**RECORDS SUPPLIED**

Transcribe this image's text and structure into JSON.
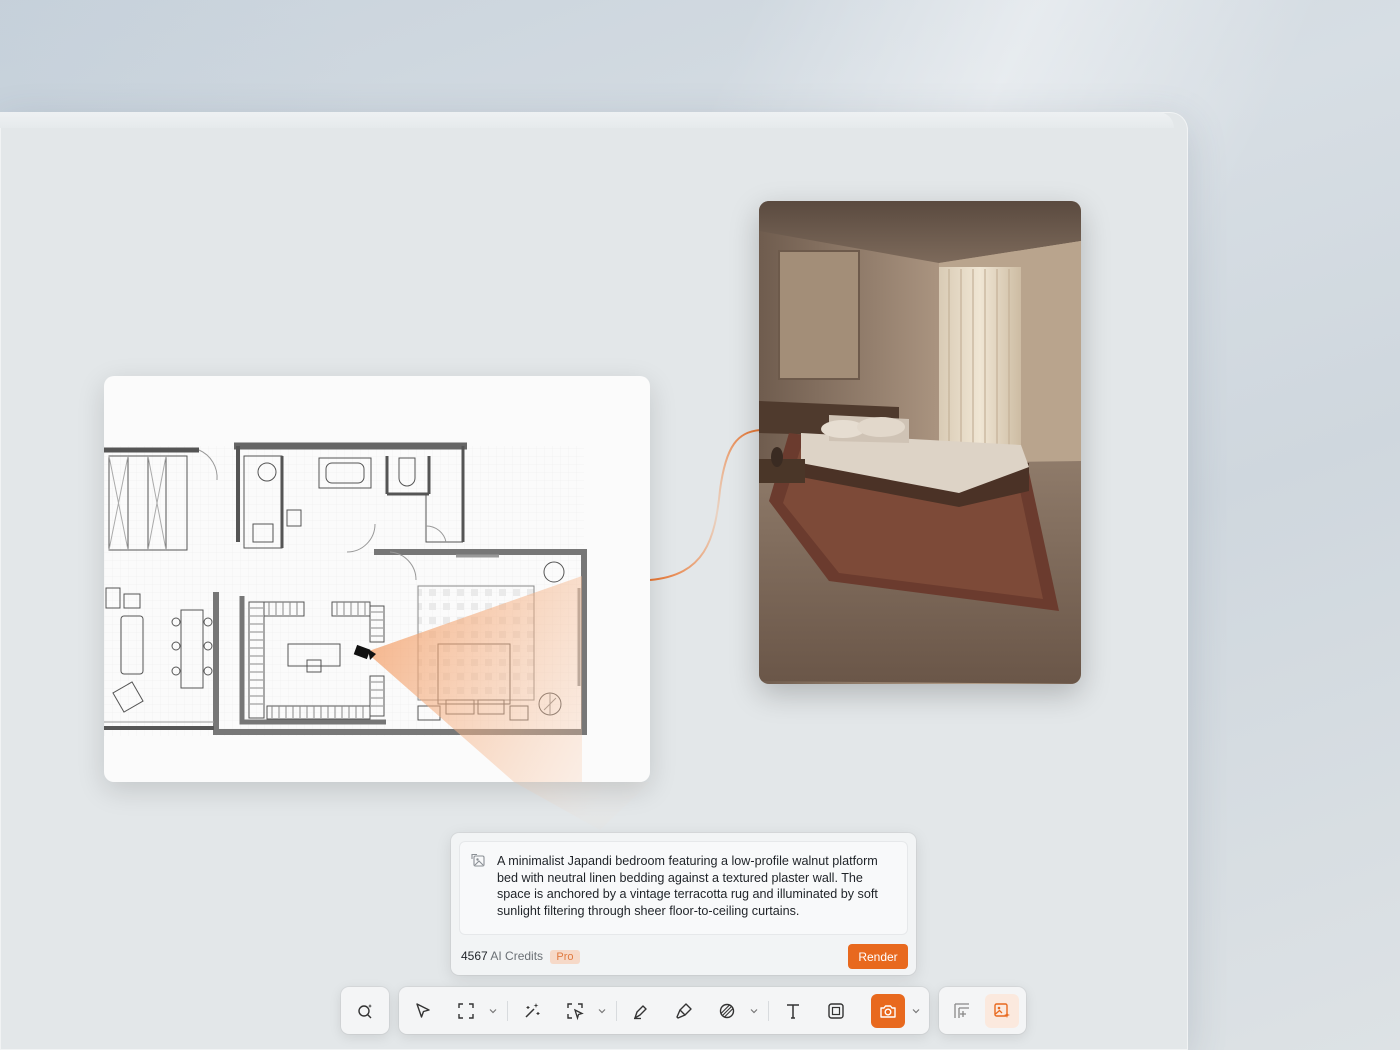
{
  "prompt": {
    "text": "A minimalist Japandi bedroom featuring a low-profile walnut platform bed with neutral linen bedding against a textured plaster wall. The space is anchored by a vintage terracotta rug and illuminated by soft sunlight filtering through sheer floor-to-ceiling curtains.",
    "credits_value": "4567",
    "credits_label": "AI Credits",
    "plan_badge": "Pro",
    "render_label": "Render"
  },
  "colors": {
    "accent": "#e8691e",
    "accent_soft": "#fbe9de",
    "canvas": "#e3e7e9",
    "panel": "#f2f4f5"
  },
  "toolbar": {
    "groups": [
      [
        "ai-search-icon"
      ],
      [
        "pointer-icon",
        "frame-select-icon",
        "magic-wand-icon",
        "smart-select-icon",
        "pen-icon",
        "brush-icon",
        "material-icon",
        "text-icon",
        "crop-icon",
        "camera-icon"
      ],
      [
        "layout-icon",
        "image-ai-icon"
      ]
    ],
    "active": "camera-icon"
  }
}
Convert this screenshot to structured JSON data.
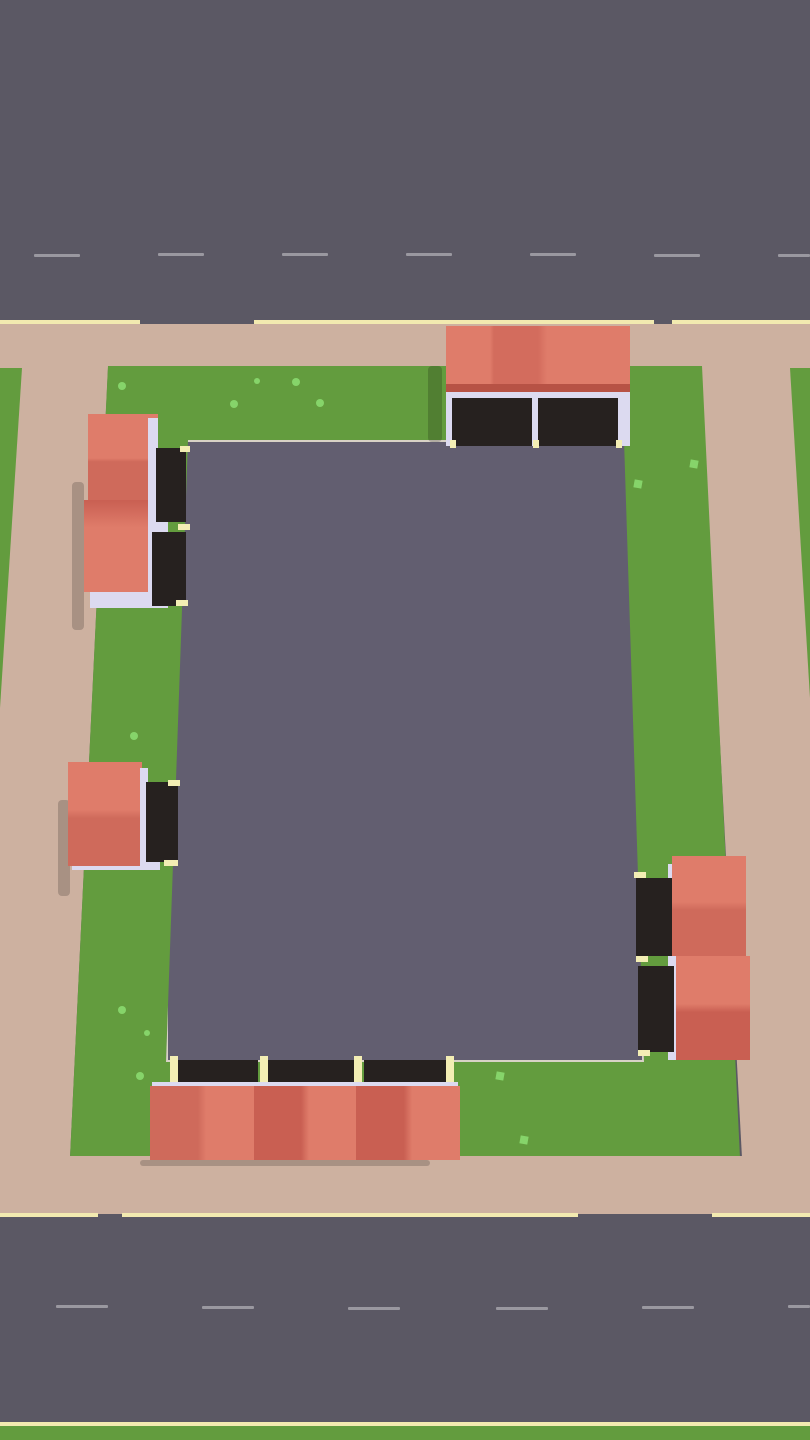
{
  "scene": {
    "name": "parking-lot-top-down-game",
    "colors": {
      "asphalt": "#5b5864",
      "lot_surface": "#625e70",
      "sidewalk": "#cdb1a0",
      "grass": "#639c3e",
      "roof_light": "#df7c6a",
      "roof_dark": "#c45f52",
      "garage_door": "#26211f",
      "road_edge_line": "#f2eab0"
    },
    "garage_groups": [
      {
        "id": "top",
        "count": 2,
        "orientation": "facing-down"
      },
      {
        "id": "left-upper",
        "count": 2,
        "orientation": "facing-right"
      },
      {
        "id": "left-middle",
        "count": 1,
        "orientation": "facing-right"
      },
      {
        "id": "right-lower",
        "count": 2,
        "orientation": "facing-left"
      },
      {
        "id": "bottom",
        "count": 3,
        "orientation": "facing-up"
      }
    ]
  }
}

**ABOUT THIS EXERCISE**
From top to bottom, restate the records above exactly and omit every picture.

**ANSWER SPACE**
Transcribe this image's text and structure into JSON.
{
  "prompt": {
    "text": "A minimalist Japandi bedroom featuring a low-profile walnut platform bed with neutral linen bedding against a textured plaster wall. The space is anchored by a vintage terracotta rug and illuminated by soft sunlight filtering through sheer floor-to-ceiling curtains.",
    "credits_value": "4567",
    "credits_label": "AI Credits",
    "plan_badge": "Pro",
    "render_label": "Render"
  },
  "colors": {
    "accent": "#e8691e",
    "accent_soft": "#fbe9de",
    "canvas": "#e3e7e9",
    "panel": "#f2f4f5"
  },
  "toolbar": {
    "groups": [
      [
        "ai-search-icon"
      ],
      [
        "pointer-icon",
        "frame-select-icon",
        "magic-wand-icon",
        "smart-select-icon",
        "pen-icon",
        "brush-icon",
        "material-icon",
        "text-icon",
        "crop-icon",
        "camera-icon"
      ],
      [
        "layout-icon",
        "image-ai-icon"
      ]
    ],
    "active": "camera-icon"
  }
}
Convert this screenshot to structured JSON data.
{
  "scene": {
    "name": "parking-lot-top-down-game",
    "colors": {
      "asphalt": "#5b5864",
      "lot_surface": "#625e70",
      "sidewalk": "#cdb1a0",
      "grass": "#639c3e",
      "roof_light": "#df7c6a",
      "roof_dark": "#c45f52",
      "garage_door": "#26211f",
      "road_edge_line": "#f2eab0"
    },
    "garage_groups": [
      {
        "id": "top",
        "count": 2,
        "orientation": "facing-down"
      },
      {
        "id": "left-upper",
        "count": 2,
        "orientation": "facing-right"
      },
      {
        "id": "left-middle",
        "count": 1,
        "orientation": "facing-right"
      },
      {
        "id": "right-lower",
        "count": 2,
        "orientation": "facing-left"
      },
      {
        "id": "bottom",
        "count": 3,
        "orientation": "facing-up"
      }
    ]
  }
}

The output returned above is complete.